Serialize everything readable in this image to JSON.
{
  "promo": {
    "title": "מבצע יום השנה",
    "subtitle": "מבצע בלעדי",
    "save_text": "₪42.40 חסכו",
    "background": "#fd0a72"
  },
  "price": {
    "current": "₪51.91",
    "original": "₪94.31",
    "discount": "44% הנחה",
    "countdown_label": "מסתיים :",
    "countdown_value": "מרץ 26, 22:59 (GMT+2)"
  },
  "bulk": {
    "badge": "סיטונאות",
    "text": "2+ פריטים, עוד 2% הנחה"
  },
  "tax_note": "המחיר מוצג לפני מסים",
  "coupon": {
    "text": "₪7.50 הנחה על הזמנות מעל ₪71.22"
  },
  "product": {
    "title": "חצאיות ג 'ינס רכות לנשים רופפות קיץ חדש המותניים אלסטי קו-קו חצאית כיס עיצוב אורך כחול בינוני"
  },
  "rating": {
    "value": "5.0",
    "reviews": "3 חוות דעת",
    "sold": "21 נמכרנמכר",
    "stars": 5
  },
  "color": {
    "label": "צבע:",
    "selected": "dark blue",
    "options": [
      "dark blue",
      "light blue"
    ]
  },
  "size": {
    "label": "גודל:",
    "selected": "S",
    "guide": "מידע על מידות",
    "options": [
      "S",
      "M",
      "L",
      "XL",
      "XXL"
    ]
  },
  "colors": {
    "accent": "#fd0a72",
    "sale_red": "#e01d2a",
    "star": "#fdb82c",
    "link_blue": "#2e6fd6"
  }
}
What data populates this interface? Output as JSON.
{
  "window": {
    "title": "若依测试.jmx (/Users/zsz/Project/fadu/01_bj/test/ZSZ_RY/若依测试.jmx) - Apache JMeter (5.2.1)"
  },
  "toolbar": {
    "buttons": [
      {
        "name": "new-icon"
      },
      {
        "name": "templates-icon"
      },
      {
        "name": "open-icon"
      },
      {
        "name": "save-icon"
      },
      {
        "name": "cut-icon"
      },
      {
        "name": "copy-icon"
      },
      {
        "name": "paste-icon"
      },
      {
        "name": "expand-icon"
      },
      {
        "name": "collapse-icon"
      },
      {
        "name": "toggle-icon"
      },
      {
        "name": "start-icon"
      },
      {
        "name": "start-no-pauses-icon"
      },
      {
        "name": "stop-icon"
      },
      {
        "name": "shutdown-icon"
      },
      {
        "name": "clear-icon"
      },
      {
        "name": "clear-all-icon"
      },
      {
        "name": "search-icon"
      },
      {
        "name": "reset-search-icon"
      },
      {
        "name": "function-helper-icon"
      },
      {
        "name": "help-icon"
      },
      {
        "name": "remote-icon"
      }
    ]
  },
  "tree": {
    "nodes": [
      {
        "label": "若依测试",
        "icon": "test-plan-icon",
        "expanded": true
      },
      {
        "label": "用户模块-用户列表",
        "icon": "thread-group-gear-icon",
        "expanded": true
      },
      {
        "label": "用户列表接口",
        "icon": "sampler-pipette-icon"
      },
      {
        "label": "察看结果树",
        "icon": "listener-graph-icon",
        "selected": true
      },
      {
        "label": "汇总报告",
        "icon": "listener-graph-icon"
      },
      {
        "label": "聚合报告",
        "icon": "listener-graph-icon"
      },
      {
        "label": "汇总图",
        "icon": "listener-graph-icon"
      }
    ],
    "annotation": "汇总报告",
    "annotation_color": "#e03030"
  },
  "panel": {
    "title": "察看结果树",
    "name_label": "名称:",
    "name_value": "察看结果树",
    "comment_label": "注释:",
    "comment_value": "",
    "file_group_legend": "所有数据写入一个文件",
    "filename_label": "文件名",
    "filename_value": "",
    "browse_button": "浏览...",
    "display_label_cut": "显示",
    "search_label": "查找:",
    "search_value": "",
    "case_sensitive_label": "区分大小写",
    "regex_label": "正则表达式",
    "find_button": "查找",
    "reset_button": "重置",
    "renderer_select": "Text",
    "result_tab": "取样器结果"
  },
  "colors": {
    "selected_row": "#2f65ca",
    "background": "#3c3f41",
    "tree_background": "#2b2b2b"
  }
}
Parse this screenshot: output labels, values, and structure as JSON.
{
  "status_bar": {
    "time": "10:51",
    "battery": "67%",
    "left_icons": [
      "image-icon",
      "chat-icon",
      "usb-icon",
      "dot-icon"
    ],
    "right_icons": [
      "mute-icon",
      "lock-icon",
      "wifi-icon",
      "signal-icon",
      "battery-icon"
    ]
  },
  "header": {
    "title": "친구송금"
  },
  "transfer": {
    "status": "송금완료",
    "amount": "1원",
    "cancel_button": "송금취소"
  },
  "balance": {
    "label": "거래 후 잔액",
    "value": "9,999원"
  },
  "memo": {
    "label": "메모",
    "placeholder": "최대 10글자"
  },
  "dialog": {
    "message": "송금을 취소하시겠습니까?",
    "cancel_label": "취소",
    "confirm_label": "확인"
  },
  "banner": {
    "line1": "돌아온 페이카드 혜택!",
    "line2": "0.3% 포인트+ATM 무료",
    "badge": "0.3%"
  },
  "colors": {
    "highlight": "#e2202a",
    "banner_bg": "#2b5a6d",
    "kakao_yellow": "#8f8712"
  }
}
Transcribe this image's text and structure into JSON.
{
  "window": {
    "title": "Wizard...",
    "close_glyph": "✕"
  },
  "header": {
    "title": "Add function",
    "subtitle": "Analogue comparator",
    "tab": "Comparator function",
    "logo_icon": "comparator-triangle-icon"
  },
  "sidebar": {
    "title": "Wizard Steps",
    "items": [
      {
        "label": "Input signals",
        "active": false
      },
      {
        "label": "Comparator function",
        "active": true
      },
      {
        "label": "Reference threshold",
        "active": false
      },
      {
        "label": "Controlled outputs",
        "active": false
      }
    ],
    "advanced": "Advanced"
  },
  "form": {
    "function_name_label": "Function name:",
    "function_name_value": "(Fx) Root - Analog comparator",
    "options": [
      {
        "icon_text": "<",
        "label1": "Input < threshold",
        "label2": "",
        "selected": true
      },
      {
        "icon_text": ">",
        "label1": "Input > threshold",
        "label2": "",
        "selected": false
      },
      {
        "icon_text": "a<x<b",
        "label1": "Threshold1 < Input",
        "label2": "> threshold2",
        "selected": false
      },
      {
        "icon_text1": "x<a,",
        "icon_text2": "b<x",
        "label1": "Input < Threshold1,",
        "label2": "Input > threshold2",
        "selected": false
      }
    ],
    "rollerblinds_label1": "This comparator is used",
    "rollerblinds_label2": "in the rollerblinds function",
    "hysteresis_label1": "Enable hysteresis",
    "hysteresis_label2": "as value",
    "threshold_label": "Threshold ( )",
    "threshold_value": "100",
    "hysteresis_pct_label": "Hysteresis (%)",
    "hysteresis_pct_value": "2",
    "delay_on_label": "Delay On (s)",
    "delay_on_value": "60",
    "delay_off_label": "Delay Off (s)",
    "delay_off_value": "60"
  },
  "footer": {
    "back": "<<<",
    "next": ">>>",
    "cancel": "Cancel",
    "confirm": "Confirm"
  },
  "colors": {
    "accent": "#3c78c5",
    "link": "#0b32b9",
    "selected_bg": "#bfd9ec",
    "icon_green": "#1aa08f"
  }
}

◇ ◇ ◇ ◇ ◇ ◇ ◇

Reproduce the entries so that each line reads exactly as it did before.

Serialize everything readable in this image to JSON.
{
  "promo": {
    "title": "מבצע יום השנה",
    "subtitle": "מבצע בלעדי",
    "save_text": "₪42.40 חסכו",
    "background": "#fd0a72"
  },
  "price": {
    "current": "₪51.91",
    "original": "₪94.31",
    "discount": "44% הנחה",
    "countdown_label": "מסתיים :",
    "countdown_value": "מרץ 26, 22:59 (GMT+2)"
  },
  "bulk": {
    "badge": "סיטונאות",
    "text": "2+ פריטים, עוד 2% הנחה"
  },
  "tax_note": "המחיר מוצג לפני מסים",
  "coupon": {
    "text": "₪7.50 הנחה על הזמנות מעל ₪71.22"
  },
  "product": {
    "title": "חצאיות ג 'ינס רכות לנשים רופפות קיץ חדש המותניים אלסטי קו-קו חצאית כיס עיצוב אורך כחול בינוני"
  },
  "rating": {
    "value": "5.0",
    "reviews": "3 חוות דעת",
    "sold": "21 נמכרנמכר",
    "stars": 5
  },
  "color": {
    "label": "צבע:",
    "selected": "dark blue",
    "options": [
      "dark blue",
      "light blue"
    ]
  },
  "size": {
    "label": "גודל:",
    "selected": "S",
    "guide": "מידע על מידות",
    "options": [
      "S",
      "M",
      "L",
      "XL",
      "XXL"
    ]
  },
  "colors": {
    "accent": "#fd0a72",
    "sale_red": "#e01d2a",
    "star": "#fdb82c",
    "link_blue": "#2e6fd6"
  }
}
What data populates this interface? Output as JSON.
{
  "window": {
    "title": "若依测试.jmx (/Users/zsz/Project/fadu/01_bj/test/ZSZ_RY/若依测试.jmx) - Apache JMeter (5.2.1)"
  },
  "toolbar": {
    "buttons": [
      {
        "name": "new-icon"
      },
      {
        "name": "templates-icon"
      },
      {
        "name": "open-icon"
      },
      {
        "name": "save-icon"
      },
      {
        "name": "cut-icon"
      },
      {
        "name": "copy-icon"
      },
      {
        "name": "paste-icon"
      },
      {
        "name": "expand-icon"
      },
      {
        "name": "collapse-icon"
      },
      {
        "name": "toggle-icon"
      },
      {
        "name": "start-icon"
      },
      {
        "name": "start-no-pauses-icon"
      },
      {
        "name": "stop-icon"
      },
      {
        "name": "shutdown-icon"
      },
      {
        "name": "clear-icon"
      },
      {
        "name": "clear-all-icon"
      },
      {
        "name": "search-icon"
      },
      {
        "name": "reset-search-icon"
      },
      {
        "name": "function-helper-icon"
      },
      {
        "name": "help-icon"
      },
      {
        "name": "remote-icon"
      }
    ]
  },
  "tree": {
    "nodes": [
      {
        "label": "若依测试",
        "icon": "test-plan-icon",
        "expanded": true
      },
      {
        "label": "用户模块-用户列表",
        "icon": "thread-group-gear-icon",
        "expanded": true
      },
      {
        "label": "用户列表接口",
        "icon": "sampler-pipette-icon"
      },
      {
        "label": "察看结果树",
        "icon": "listener-graph-icon",
        "selected": true
      },
      {
        "label": "汇总报告",
        "icon": "listener-graph-icon"
      },
      {
        "label": "聚合报告",
        "icon": "listener-graph-icon"
      },
      {
        "label": "汇总图",
        "icon": "listener-graph-icon"
      }
    ],
    "annotation": "汇总报告",
    "annotation_color": "#e03030"
  },
  "panel": {
    "title": "察看结果树",
    "name_label": "名称:",
    "name_value": "察看结果树",
    "comment_label": "注释:",
    "comment_value": "",
    "file_group_legend": "所有数据写入一个文件",
    "filename_label": "文件名",
    "filename_value": "",
    "browse_button": "浏览...",
    "display_label_cut": "显示",
    "search_label": "查找:",
    "search_value": "",
    "case_sensitive_label": "区分大小写",
    "regex_label": "正则表达式",
    "find_button": "查找",
    "reset_button": "重置",
    "renderer_select": "Text",
    "result_tab": "取样器结果"
  },
  "colors": {
    "selected_row": "#2f65ca",
    "background": "#3c3f41",
    "tree_background": "#2b2b2b"
  }
}
Parse this screenshot: output labels, values, and structure as JSON.
{
  "status_bar": {
    "time": "10:51",
    "battery": "67%",
    "left_icons": [
      "image-icon",
      "chat-icon",
      "usb-icon",
      "dot-icon"
    ],
    "right_icons": [
      "mute-icon",
      "lock-icon",
      "wifi-icon",
      "signal-icon",
      "battery-icon"
    ]
  },
  "header": {
    "title": "친구송금"
  },
  "transfer": {
    "status": "송금완료",
    "amount": "1원",
    "cancel_button": "송금취소"
  },
  "balance": {
    "label": "거래 후 잔액",
    "value": "9,999원"
  },
  "memo": {
    "label": "메모",
    "placeholder": "최대 10글자"
  },
  "dialog": {
    "message": "송금을 취소하시겠습니까?",
    "cancel_label": "취소",
    "confirm_label": "확인"
  },
  "banner": {
    "line1": "돌아온 페이카드 혜택!",
    "line2": "0.3% 포인트+ATM 무료",
    "badge": "0.3%"
  },
  "colors": {
    "highlight": "#e2202a",
    "banner_bg": "#2b5a6d",
    "kakao_yellow": "#8f8712"
  }
}
Transcribe this image's text and structure into JSON.
{
  "window": {
    "title": "Wizard...",
    "close_glyph": "✕"
  },
  "header": {
    "title": "Add function",
    "subtitle": "Analogue comparator",
    "tab": "Comparator function",
    "logo_icon": "comparator-triangle-icon"
  },
  "sidebar": {
    "title": "Wizard Steps",
    "items": [
      {
        "label": "Input signals",
        "active": false
      },
      {
        "label": "Comparator function",
        "active": true
      },
      {
        "label": "Reference threshold",
        "active": false
      },
      {
        "label": "Controlled outputs",
        "active": false
      }
    ],
    "advanced": "Advanced"
  },
  "form": {
    "function_name_label": "Function name:",
    "function_name_value": "(Fx) Root - Analog comparator",
    "options": [
      {
        "icon_text": "<",
        "label1": "Input < threshold",
        "label2": "",
        "selected": true
      },
      {
        "icon_text": ">",
        "label1": "Input > threshold",
        "label2": "",
        "selected": false
      },
      {
        "icon_text": "a<x<b",
        "label1": "Threshold1 < Input",
        "label2": "> threshold2",
        "selected": false
      },
      {
        "icon_text1": "x<a,",
        "icon_text2": "b<x",
        "label1": "Input < Threshold1,",
        "label2": "Input > threshold2",
        "selected": false
      }
    ],
    "rollerblinds_label1": "This comparator is used",
    "rollerblinds_label2": "in the rollerblinds function",
    "hysteresis_label1": "Enable hysteresis",
    "hysteresis_label2": "as value",
    "threshold_label": "Threshold ( )",
    "threshold_value": "100",
    "hysteresis_pct_label": "Hysteresis (%)",
    "hysteresis_pct_value": "2",
    "delay_on_label": "Delay On (s)",
    "delay_on_value": "60",
    "delay_off_label": "Delay Off (s)",
    "delay_off_value": "60"
  },
  "footer": {
    "back": "<<<",
    "next": ">>>",
    "cancel": "Cancel",
    "confirm": "Confirm"
  },
  "colors": {
    "accent": "#3c78c5",
    "link": "#0b32b9",
    "selected_bg": "#bfd9ec",
    "icon_green": "#1aa08f"
  }
}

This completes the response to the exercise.